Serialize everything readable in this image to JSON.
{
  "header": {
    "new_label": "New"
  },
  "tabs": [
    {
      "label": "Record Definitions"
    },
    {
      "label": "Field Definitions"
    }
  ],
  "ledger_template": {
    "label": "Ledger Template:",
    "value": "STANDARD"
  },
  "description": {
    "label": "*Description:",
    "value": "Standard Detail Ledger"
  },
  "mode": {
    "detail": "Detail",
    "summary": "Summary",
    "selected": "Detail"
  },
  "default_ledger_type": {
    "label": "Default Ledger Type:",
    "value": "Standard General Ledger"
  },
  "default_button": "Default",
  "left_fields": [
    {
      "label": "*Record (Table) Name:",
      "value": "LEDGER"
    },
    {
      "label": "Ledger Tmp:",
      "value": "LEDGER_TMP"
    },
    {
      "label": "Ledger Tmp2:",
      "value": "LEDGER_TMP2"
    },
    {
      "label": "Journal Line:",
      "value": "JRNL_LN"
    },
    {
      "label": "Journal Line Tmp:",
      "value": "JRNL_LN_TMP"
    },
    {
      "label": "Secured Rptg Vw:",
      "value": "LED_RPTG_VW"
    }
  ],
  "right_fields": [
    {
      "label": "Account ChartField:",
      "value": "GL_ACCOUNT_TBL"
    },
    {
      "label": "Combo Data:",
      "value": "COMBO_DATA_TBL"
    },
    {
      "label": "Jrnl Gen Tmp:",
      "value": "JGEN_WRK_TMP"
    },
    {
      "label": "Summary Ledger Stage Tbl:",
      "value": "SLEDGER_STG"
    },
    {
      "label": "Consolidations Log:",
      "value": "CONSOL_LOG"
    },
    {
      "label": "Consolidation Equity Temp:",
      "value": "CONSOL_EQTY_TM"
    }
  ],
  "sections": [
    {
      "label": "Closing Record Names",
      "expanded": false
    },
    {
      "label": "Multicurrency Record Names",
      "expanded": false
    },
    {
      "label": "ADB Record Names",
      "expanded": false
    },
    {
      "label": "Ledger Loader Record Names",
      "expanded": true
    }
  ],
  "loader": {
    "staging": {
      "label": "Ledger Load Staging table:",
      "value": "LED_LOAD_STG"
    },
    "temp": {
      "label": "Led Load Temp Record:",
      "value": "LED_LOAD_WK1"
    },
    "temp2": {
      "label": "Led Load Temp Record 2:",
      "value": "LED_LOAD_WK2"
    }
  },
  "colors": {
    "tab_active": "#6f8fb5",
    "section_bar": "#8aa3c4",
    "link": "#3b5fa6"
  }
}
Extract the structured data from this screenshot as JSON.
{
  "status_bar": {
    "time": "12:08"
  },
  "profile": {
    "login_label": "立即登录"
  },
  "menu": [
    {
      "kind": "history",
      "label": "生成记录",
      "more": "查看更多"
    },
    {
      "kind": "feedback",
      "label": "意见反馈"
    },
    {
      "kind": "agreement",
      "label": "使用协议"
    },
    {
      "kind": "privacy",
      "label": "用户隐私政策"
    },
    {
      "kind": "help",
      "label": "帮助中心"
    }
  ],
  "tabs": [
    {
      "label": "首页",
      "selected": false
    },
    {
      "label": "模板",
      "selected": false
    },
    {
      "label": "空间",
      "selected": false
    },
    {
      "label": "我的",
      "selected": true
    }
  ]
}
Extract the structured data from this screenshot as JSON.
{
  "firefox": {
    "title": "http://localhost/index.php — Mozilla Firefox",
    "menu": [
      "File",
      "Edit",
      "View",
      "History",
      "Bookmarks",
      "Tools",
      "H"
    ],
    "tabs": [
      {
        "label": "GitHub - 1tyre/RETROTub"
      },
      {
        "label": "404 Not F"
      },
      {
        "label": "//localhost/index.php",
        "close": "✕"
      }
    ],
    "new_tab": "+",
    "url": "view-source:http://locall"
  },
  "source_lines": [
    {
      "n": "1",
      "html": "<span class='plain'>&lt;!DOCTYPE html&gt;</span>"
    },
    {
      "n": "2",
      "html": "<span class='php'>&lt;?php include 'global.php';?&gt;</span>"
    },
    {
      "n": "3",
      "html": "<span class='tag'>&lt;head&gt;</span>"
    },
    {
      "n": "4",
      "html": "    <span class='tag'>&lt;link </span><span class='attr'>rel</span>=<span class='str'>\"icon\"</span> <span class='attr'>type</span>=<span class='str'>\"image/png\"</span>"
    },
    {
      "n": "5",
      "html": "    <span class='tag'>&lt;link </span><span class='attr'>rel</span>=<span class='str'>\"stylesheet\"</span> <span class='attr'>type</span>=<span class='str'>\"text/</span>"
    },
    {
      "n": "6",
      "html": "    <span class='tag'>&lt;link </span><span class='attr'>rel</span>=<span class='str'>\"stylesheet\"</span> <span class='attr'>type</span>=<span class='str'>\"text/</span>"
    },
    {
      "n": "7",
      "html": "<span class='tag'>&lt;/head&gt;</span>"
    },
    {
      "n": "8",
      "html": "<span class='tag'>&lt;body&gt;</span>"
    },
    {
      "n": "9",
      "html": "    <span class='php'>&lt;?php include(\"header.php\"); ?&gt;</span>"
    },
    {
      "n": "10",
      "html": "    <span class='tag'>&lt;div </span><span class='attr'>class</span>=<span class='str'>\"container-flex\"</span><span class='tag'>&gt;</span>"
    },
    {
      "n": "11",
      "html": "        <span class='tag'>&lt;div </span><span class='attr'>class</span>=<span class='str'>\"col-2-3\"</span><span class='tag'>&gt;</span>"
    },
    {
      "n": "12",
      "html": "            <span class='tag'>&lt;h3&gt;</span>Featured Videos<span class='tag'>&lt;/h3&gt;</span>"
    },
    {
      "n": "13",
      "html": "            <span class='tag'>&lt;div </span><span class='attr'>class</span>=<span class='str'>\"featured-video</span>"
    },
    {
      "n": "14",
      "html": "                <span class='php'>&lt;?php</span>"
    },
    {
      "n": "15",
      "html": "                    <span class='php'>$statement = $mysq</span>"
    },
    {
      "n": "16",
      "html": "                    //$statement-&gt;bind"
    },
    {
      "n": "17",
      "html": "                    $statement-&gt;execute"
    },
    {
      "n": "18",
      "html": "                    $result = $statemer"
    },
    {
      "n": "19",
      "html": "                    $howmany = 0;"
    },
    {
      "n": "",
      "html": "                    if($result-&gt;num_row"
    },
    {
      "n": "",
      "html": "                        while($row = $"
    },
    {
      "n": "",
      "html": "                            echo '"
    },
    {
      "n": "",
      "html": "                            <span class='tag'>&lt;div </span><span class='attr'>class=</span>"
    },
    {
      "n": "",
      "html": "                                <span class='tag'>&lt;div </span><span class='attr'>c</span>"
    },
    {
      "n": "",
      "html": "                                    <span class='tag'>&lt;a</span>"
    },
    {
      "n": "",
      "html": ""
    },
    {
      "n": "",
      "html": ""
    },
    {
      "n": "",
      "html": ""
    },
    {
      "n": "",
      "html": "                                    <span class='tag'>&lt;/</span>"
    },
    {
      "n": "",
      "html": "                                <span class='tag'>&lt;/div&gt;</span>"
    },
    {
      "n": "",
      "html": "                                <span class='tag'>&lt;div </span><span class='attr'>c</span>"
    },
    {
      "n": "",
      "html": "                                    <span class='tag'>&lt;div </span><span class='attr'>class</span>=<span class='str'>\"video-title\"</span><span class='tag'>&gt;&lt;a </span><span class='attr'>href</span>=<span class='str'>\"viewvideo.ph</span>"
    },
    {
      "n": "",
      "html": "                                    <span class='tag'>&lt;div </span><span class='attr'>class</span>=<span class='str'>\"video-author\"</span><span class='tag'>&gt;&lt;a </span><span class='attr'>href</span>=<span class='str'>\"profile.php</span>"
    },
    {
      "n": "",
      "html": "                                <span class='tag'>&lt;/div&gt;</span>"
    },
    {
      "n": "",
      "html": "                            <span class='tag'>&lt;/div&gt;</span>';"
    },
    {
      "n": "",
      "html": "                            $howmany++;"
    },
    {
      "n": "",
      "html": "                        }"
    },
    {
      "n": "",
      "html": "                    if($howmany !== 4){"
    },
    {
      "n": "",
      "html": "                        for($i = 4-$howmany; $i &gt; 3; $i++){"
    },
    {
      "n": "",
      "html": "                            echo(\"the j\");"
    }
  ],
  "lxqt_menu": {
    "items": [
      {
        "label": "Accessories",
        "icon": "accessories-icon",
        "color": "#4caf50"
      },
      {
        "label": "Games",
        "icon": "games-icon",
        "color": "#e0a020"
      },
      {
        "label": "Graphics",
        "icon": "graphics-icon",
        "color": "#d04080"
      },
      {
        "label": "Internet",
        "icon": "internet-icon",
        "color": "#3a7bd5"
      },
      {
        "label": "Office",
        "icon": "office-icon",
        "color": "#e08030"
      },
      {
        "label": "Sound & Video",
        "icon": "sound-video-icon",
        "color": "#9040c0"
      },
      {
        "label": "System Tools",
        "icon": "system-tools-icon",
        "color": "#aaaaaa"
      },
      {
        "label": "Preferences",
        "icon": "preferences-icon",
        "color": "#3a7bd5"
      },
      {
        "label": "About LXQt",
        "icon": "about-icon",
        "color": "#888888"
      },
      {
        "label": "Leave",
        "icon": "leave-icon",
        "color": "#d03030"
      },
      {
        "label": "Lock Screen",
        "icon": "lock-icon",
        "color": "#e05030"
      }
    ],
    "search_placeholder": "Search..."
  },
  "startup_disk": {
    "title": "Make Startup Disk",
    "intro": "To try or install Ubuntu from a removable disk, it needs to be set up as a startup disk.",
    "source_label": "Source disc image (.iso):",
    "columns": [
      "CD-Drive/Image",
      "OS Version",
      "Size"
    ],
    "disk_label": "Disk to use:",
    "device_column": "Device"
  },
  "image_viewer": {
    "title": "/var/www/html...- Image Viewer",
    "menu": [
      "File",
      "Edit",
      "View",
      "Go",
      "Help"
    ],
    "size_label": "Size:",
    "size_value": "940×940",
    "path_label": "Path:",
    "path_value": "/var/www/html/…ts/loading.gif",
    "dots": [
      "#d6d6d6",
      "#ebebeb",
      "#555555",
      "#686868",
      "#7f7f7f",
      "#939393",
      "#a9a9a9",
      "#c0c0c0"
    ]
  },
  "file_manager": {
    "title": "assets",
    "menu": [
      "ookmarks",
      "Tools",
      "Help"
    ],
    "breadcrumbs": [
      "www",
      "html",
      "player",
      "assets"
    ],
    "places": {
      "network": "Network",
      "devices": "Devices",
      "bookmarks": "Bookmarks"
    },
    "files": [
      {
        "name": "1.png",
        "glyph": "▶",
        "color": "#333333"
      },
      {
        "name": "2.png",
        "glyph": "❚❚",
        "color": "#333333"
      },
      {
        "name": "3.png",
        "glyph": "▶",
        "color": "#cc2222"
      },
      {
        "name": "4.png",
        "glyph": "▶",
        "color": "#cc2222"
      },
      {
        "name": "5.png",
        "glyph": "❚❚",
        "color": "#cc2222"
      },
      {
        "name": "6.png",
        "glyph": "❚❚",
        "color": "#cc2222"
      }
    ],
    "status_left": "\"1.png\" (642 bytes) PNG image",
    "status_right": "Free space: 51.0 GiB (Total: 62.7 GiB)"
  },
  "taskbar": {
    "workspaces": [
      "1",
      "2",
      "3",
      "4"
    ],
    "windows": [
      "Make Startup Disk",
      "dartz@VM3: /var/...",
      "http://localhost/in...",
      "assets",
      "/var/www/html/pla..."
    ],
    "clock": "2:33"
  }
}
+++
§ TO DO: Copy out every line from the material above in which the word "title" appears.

§ SOLUTION BELOW:
    "title": "http://localhost/index.php — Mozilla Firefox",
      "html": "                                    <span class='tag'>&lt;div </span><span class='attr'>class</span>=<span class='str'>\"video-title\"</span><span class='tag'>&gt;&lt;a </span><span class='attr'>href</span>=<span class='str'>\"viewvideo.ph</span>"
    "title": "Make Startup Disk",
    "title": "/var/www/html...- Image Viewer",
    "title": "assets",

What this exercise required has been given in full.